======== Data for this exercise ========

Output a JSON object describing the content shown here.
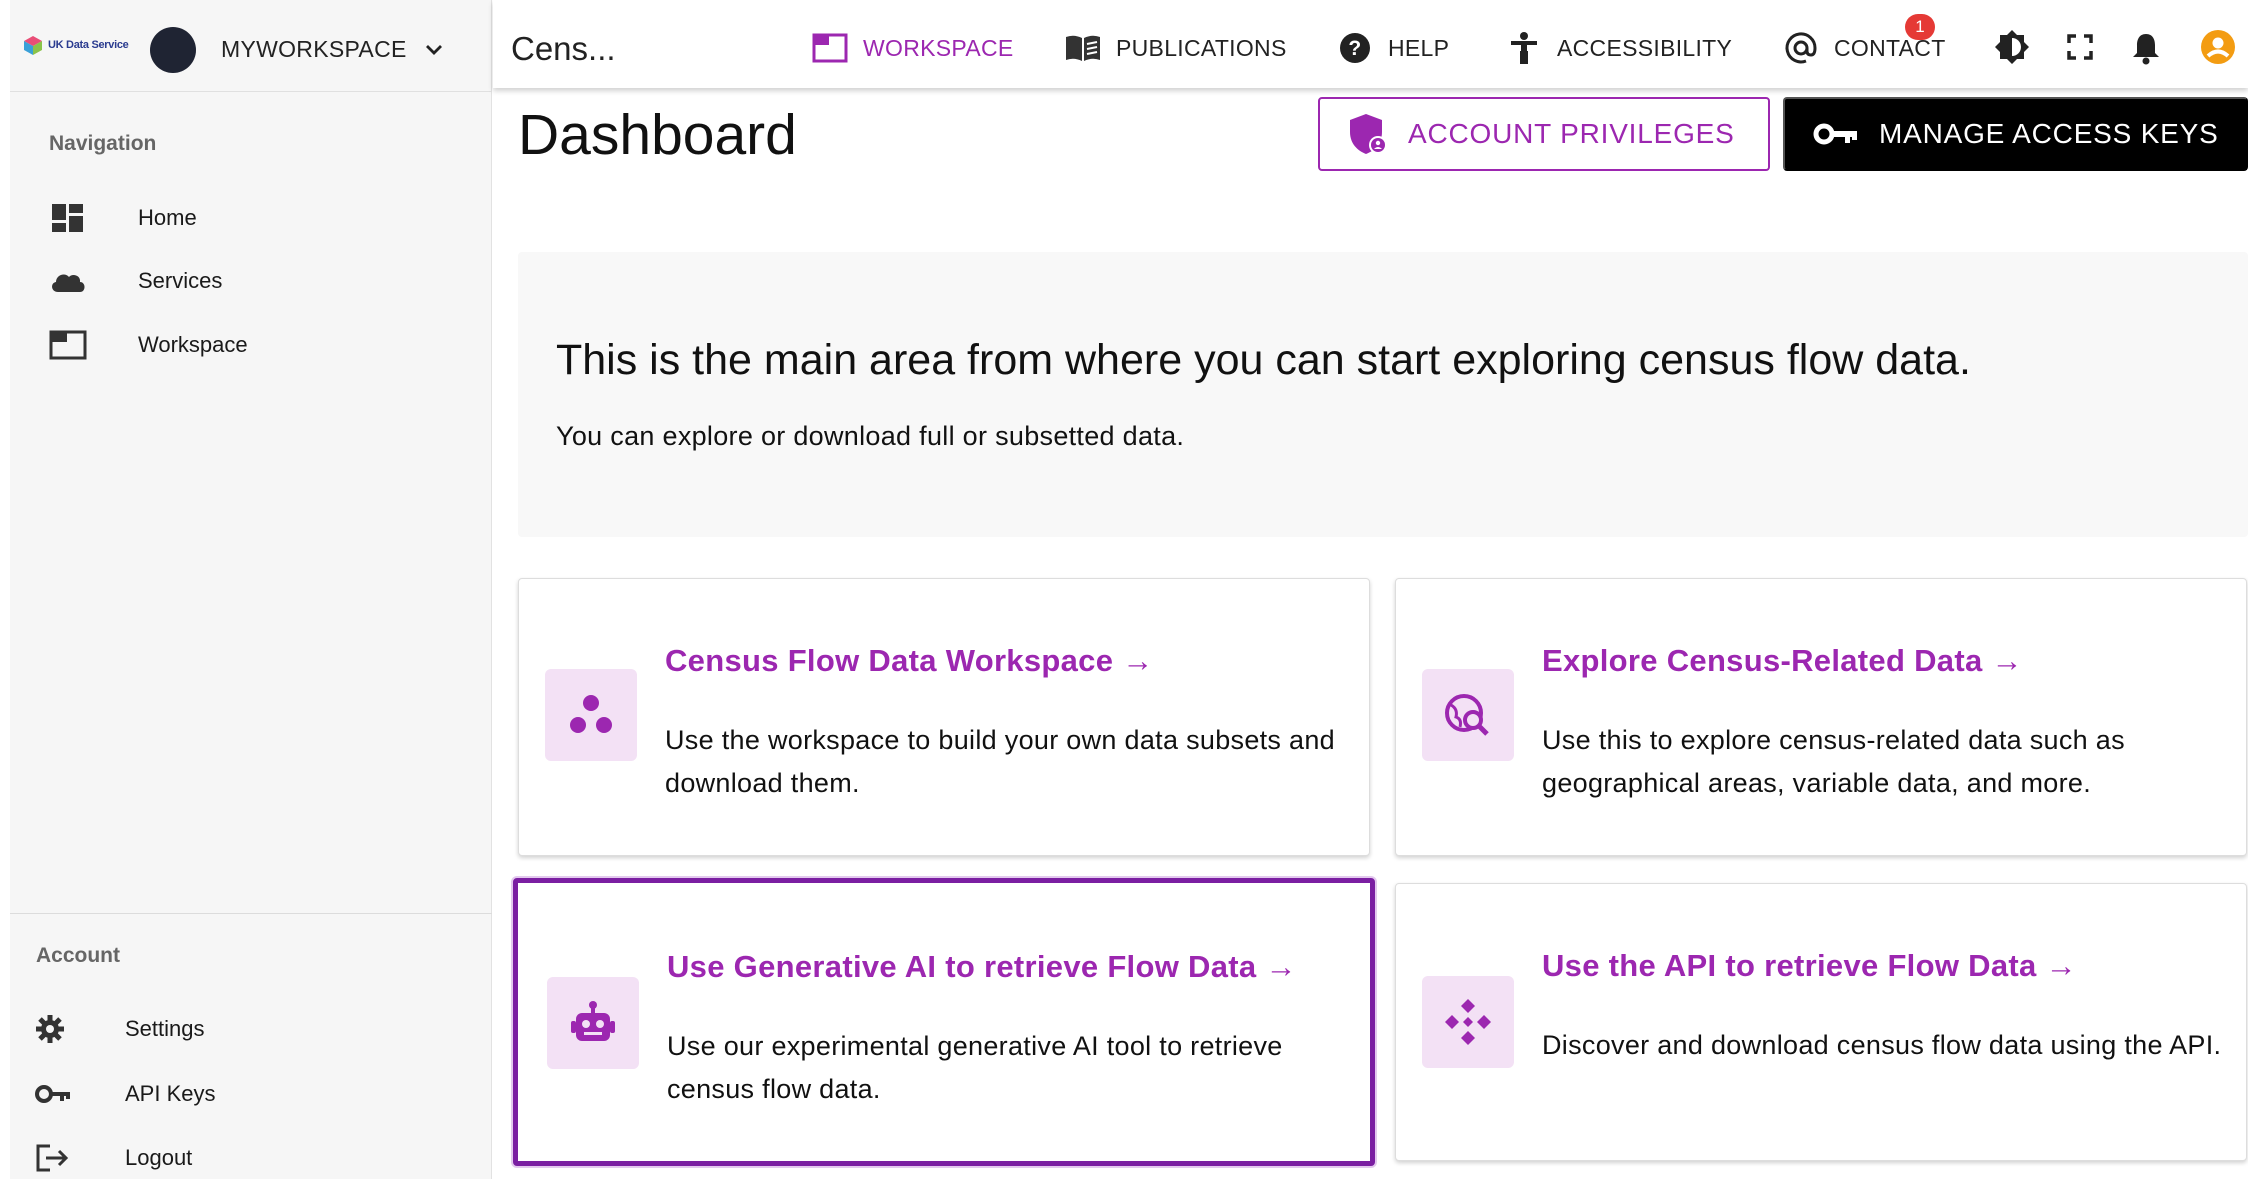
{
  "brand": {
    "logo_text": "UK Data Service"
  },
  "workspace": {
    "name": "MYWORKSPACE"
  },
  "sidebar": {
    "nav_title": "Navigation",
    "items": [
      {
        "label": "Home",
        "icon": "dashboard-icon"
      },
      {
        "label": "Services",
        "icon": "cloud-icon"
      },
      {
        "label": "Workspace",
        "icon": "window-icon"
      }
    ],
    "account_title": "Account",
    "account_items": [
      {
        "label": "Settings",
        "icon": "gear-icon"
      },
      {
        "label": "API Keys",
        "icon": "key-icon"
      },
      {
        "label": "Logout",
        "icon": "logout-icon"
      }
    ]
  },
  "topbar": {
    "crumb": "Cens...",
    "nav": [
      {
        "label": "WORKSPACE",
        "active": true
      },
      {
        "label": "PUBLICATIONS",
        "active": false
      },
      {
        "label": "HELP",
        "active": false
      },
      {
        "label": "ACCESSIBILITY",
        "active": false
      },
      {
        "label": "CONTACT",
        "active": false
      }
    ],
    "notifications_count": "1"
  },
  "main": {
    "title": "Dashboard",
    "privileges_label": "ACCOUNT PRIVILEGES",
    "access_keys_label": "MANAGE ACCESS KEYS",
    "hero_heading": "This is the main area from where you can start exploring census flow data.",
    "hero_text": "You can explore or download full or subsetted data.",
    "cards": [
      {
        "title": "Census Flow Data Workspace →",
        "text": "Use the workspace to build your own data subsets and download them.",
        "icon": "dots-icon"
      },
      {
        "title": "Explore Census-Related Data →",
        "text": "Use this to explore census-related data such as geographical areas, variable data, and more.",
        "icon": "globe-search-icon"
      },
      {
        "title": "Use Generative AI to retrieve Flow Data →",
        "text": "Use our experimental generative AI tool to retrieve census flow data.",
        "icon": "robot-icon"
      },
      {
        "title": "Use the API to retrieve Flow Data →",
        "text": "Discover and download census flow data using the API.",
        "icon": "api-icon"
      }
    ]
  },
  "colors": {
    "accent": "#9c27b0",
    "badge": "#e53935",
    "avatar": "#f39c12"
  }
}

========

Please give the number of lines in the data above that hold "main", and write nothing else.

**Answer to this problem**
2